Japan’s cabinet and other government bodies have invested around 120 billion yen (approximately U.S.$1 billion) into the Michibiki system in the expectation that it will encourage new Japanese industries and innovation. The Nikkei Asian Review reports that expectations are particularly strong for applications in the rapidly advancing field of automated driving, with some businesses estimating the market for positioning services in that field alone at about 500 billion yen (approximately U.S.$4.4 billion).
Michibiki is so accurate and precise it can even tell which road lane cars are in and is seen as a critical enabling technology for autonomous-driving cars in certain areas and conditions — known as the fourth, or second-highest, level of automation under standards defined by U.S.-based SAE International.
Companies in other sectors are also looking for ways to use the Michibiki PNT system. According to Nikkei Asian Review, Hitachi will begin taking orders this month for a system to help automate certain tasks like watering crops and spreading fertilizer at large-scale farms. Hitachi has verified in unmanned tractor tests in Australia that it can maintain the margin of positioning error of Michibiki to within 10 cm. As a result, Hitachi expects about 80% of agricultural tasks can be automated, translating to about U.S.$350,000 in annual savings on labour and other costs on an average Australian farm of about 3,000 hectares.
Similarly, SoftBank and Murata Manufacturing are testing systems enabled by Michibiki PNT to help pinpoint road sections in need of repair in the city of Uji in Japan’s Kyoto Prefecture. NTT Docomo — a rival to SoftBank’s mobile carrier operations — is carrying out tests with Sensyn Robotics on using drones enabled by Michibiki PNT to carry out search and rescue missions in Japan’s mountainous regions.

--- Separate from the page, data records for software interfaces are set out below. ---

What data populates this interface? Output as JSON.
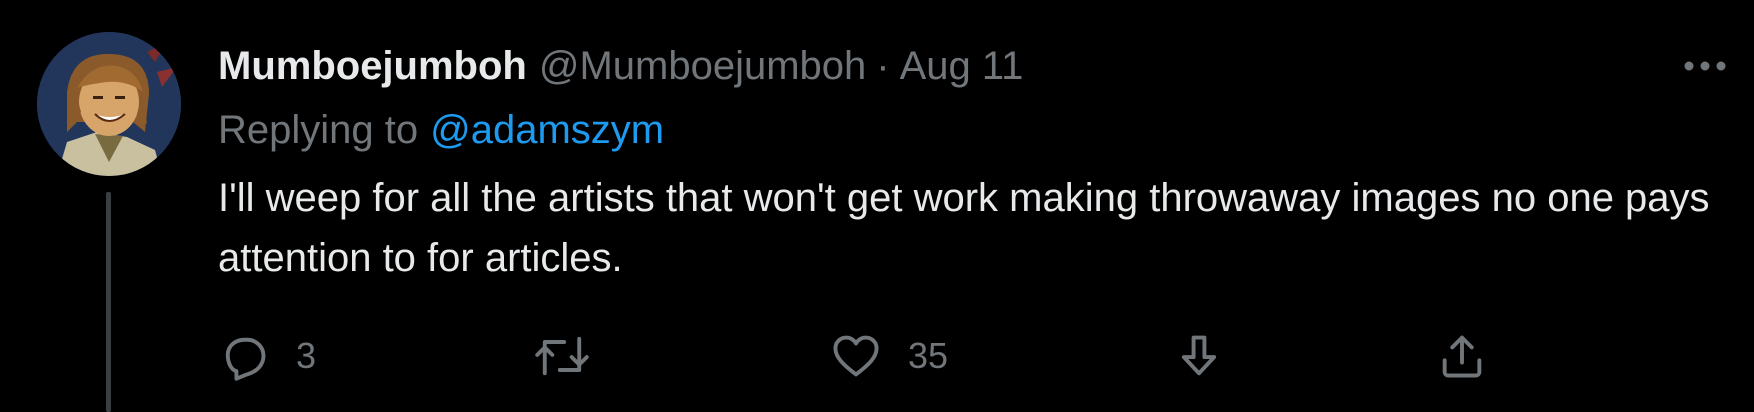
{
  "tweet": {
    "display_name": "Mumboejumboh",
    "handle": "@Mumboejumboh",
    "separator": "·",
    "date": "Aug 11",
    "replying_prefix": "Replying to",
    "replying_to": "@adamszym",
    "text": "I'll weep for all the artists that won't get work making throwaway images no one pays attention to for articles.",
    "more_icon": "more-horizontal-icon"
  },
  "actions": {
    "reply": {
      "icon": "reply-icon",
      "count": "3"
    },
    "retweet": {
      "icon": "retweet-icon",
      "count": ""
    },
    "like": {
      "icon": "heart-icon",
      "count": "35"
    },
    "download": {
      "icon": "arrow-down-icon"
    },
    "share": {
      "icon": "share-icon"
    }
  },
  "colors": {
    "background": "#000000",
    "primary_text": "#e7e9ea",
    "secondary_text": "#71767b",
    "link": "#1d9bf0",
    "thread_line": "#3a3e42"
  }
}
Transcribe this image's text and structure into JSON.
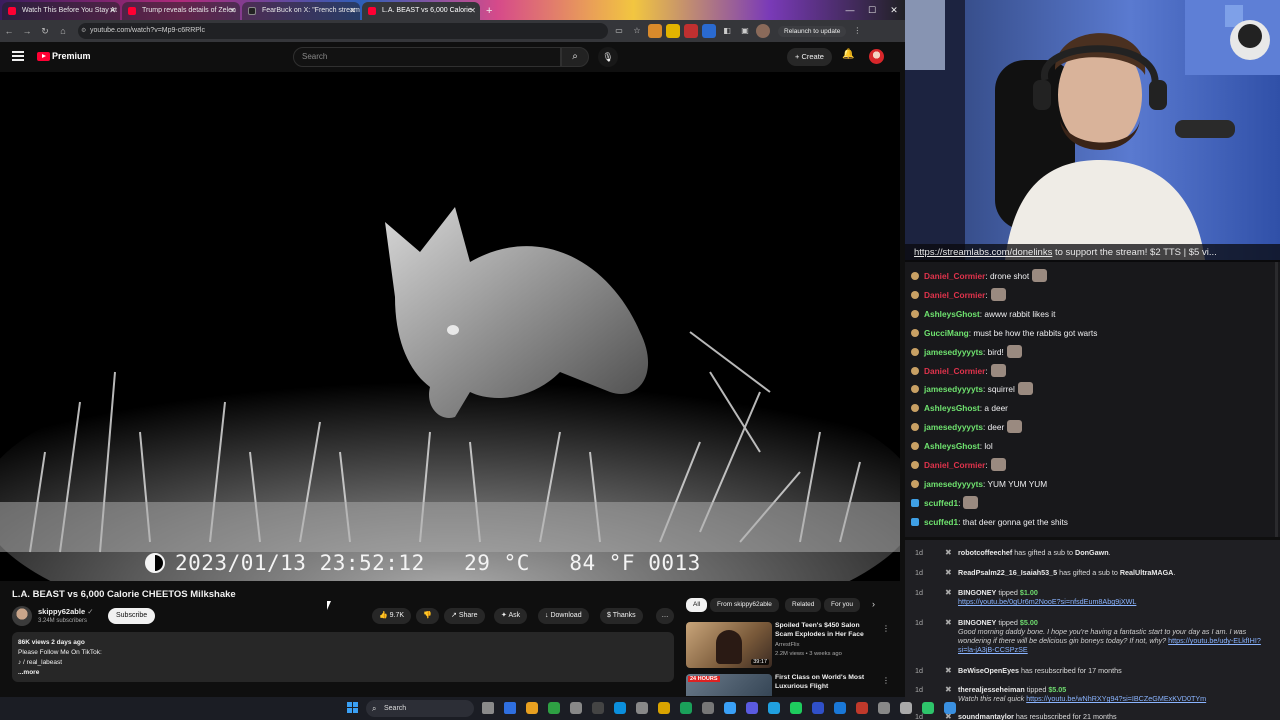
{
  "browser": {
    "tabs": [
      {
        "title": "Watch This Before You Stay At",
        "color": "#ff0033"
      },
      {
        "title": "Trump reveals details of Zelen",
        "color": "#ff0033"
      },
      {
        "title": "FearBuck on X: \"French stream",
        "color": "#222222"
      },
      {
        "title": "L.A. BEAST vs 6,000 Calorie",
        "color": "#ff0033"
      }
    ],
    "new_tab": "+",
    "url": "youtube.com/watch?v=Mp9-c6RRPlc",
    "relaunch": "Relaunch to update"
  },
  "youtube": {
    "brand": "Premium",
    "search_placeholder": "Search",
    "create_label": "Create",
    "video": {
      "osd_datetime": "2023/01/13 23:52:12",
      "osd_temp_c": "29 °C",
      "osd_temp_f": "84 °F",
      "osd_frame": "0013"
    },
    "title": "L.A. BEAST vs 6,000 Calorie CHEETOS Milkshake",
    "channel": {
      "name": "skippy62able",
      "subs": "3.24M subscribers"
    },
    "subscribe": "Subscribe",
    "actions": {
      "likes": "9.7K",
      "share": "Share",
      "ask": "Ask",
      "download": "Download",
      "thanks": "Thanks"
    },
    "description": {
      "meta": "86K views  2 days ago",
      "line1": "Please Follow Me On TikTok:",
      "line2": "♪ / real_labeast",
      "more": "...more"
    },
    "chips": [
      "All",
      "From skippy62able",
      "Related",
      "For you"
    ],
    "recommendations": [
      {
        "title": "Spoiled Teen's $450 Salon Scam Explodes in Her Face",
        "channel": "ArrestFlix",
        "views": "2.2M views • 3 weeks ago",
        "duration": "39:17"
      },
      {
        "title": "First Class on World's Most Luxurious Flight",
        "channel": "",
        "views": "",
        "duration": "24 HOURS"
      }
    ]
  },
  "stream": {
    "banner_link": "https://streamlabs.com/donelinks",
    "banner_text": " to support the stream! $2 TTS | $5 vi...",
    "chat": [
      {
        "user": "Daniel_Cormier",
        "sep": ":",
        "text": " drone shot",
        "color": "#e0334c",
        "emote": true,
        "badge": "gold"
      },
      {
        "user": "Daniel_Cormier",
        "sep": ":",
        "text": "",
        "color": "#e0334c",
        "emote": true,
        "badge": "gold"
      },
      {
        "user": "AshleysGhost",
        "sep": ":",
        "text": " awww rabbit likes it",
        "color": "#6fe36f",
        "emote": false,
        "badge": "gold"
      },
      {
        "user": "GucciMang",
        "sep": ":",
        "text": " must be how the rabbits got warts",
        "color": "#6fe36f",
        "emote": false,
        "badge": "gold"
      },
      {
        "user": "jamesedyyyyts",
        "sep": ":",
        "text": " bird!",
        "color": "#6fe36f",
        "emote": true,
        "badge": "gold"
      },
      {
        "user": "Daniel_Cormier",
        "sep": ":",
        "text": "",
        "color": "#e0334c",
        "emote": true,
        "badge": "gold"
      },
      {
        "user": "jamesedyyyyts",
        "sep": ":",
        "text": " squirrel",
        "color": "#6fe36f",
        "emote": true,
        "badge": "gold"
      },
      {
        "user": "AshleysGhost",
        "sep": ":",
        "text": " a deer",
        "color": "#6fe36f",
        "emote": false,
        "badge": "gold"
      },
      {
        "user": "jamesedyyyyts",
        "sep": ":",
        "text": " deer",
        "color": "#6fe36f",
        "emote": true,
        "badge": "gold"
      },
      {
        "user": "AshleysGhost",
        "sep": ":",
        "text": " lol",
        "color": "#6fe36f",
        "emote": false,
        "badge": "gold"
      },
      {
        "user": "Daniel_Cormier",
        "sep": ":",
        "text": "",
        "color": "#e0334c",
        "emote": true,
        "badge": "gold"
      },
      {
        "user": "jamesedyyyyts",
        "sep": ":",
        "text": " YUM YUM YUM",
        "color": "#6fe36f",
        "emote": false,
        "badge": "gold"
      },
      {
        "user": "scuffed1",
        "sep": ":",
        "text": "",
        "color": "#6fe36f",
        "emote": true,
        "badge": "cube"
      },
      {
        "user": "scuffed1",
        "sep": ":",
        "text": " that deer gonna get the shits",
        "color": "#6fe36f",
        "emote": false,
        "badge": "cube"
      }
    ],
    "events": [
      {
        "age": "1d",
        "name": "robotcoffeechef",
        "text": " has gifted a sub to ",
        "name2": "DonGawn",
        "tail": ".",
        "quote": "",
        "link": ""
      },
      {
        "age": "1d",
        "name": "ReadPsalm22_16_Isaiah53_5",
        "text": " has gifted a sub to ",
        "name2": "RealUltraMAGA",
        "tail": ".",
        "quote": "",
        "link": ""
      },
      {
        "age": "1d",
        "name": "BINGONEY",
        "text": " tipped ",
        "amount": "$1.00",
        "quote": "",
        "link": "https://youtu.be/0gUr6m2NooE?si=nfsdEum8Abg9jXWL"
      },
      {
        "age": "1d",
        "name": "BINGONEY",
        "text": " tipped ",
        "amount": "$5.00",
        "quote": "Good morning daddy bone. I hope you're having a fantastic start to your day as I am. I was wondering if there will be delicious gin boneys today? If not, why? ",
        "link": "https://youtu.be/udy-ELkfIHI?si=la-jA3jB-CCSPzSE"
      },
      {
        "age": "1d",
        "name": "BeWiseOpenEyes",
        "text": " has resubscribed for 17 months",
        "quote": "",
        "link": ""
      },
      {
        "age": "1d",
        "name": "therealjesseheiman",
        "text": " tipped ",
        "amount": "$5.05",
        "quote": "Watch this real quick ",
        "link": "https://youtu.be/wNhRXYg94?si=IBCZeGMExKVD0TYm"
      },
      {
        "age": "1d",
        "name": "soundmantaylor",
        "text": " has resubscribed for 21 months",
        "quote": "",
        "link": ""
      }
    ]
  },
  "taskbar": {
    "search": "Search"
  },
  "colors": {
    "yt_red": "#ff0033",
    "chat_bg": "#18181b",
    "yt_bg": "#0f0f0f"
  }
}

“Michibiki will let us reliably acquire positioning information even in areas like the mountains,” said Sensyn CEO Taishin Demura, quoted in the Nikkei Asian Review.
According to the Japanese Satellite Positioning Research and Application Centre, the Michibiki PNT system could generate about 2.4 trillion Yen (approximately U.S.$21.2 billion) in economic benefits in Japan alone, and as much as 2.3 trillion Yen (approximately U.S.$20.3 billion)) in Southeast Asia, Australia, and New Zealand.
The high price of Michibiki PNT receivers is likely going to be a challenge for the system to reach its commercial and economic potential. On 1 November 2018 Mitsubishi Electric began to sell Michibiki PNT receivers that are accurate to within a few centimeters but at a price of several million yen, or tens of thousands of dollars, each. If the Michibiki PNT system is to be a commercial and economic success the Japanese government and other backers hope for then the cost of these receivers will need to be a fraction of current prices. If a significant price drop does not occur then the receivers will not become viable components in cars, for example. Lowering costs through mass production will be critical.
Another challenge to Michibiki’s overall success will be to make the receivers small enough for practical everyday use. Presently the base of each receiver measures at 10 cm by 10 cm, making it far too big for it to fit inside smartphones.
Additionally, although the Michibiki PNT system offer one of the world’s most precise positioning capabilities, its coverage is currently limited to Japan and Australia.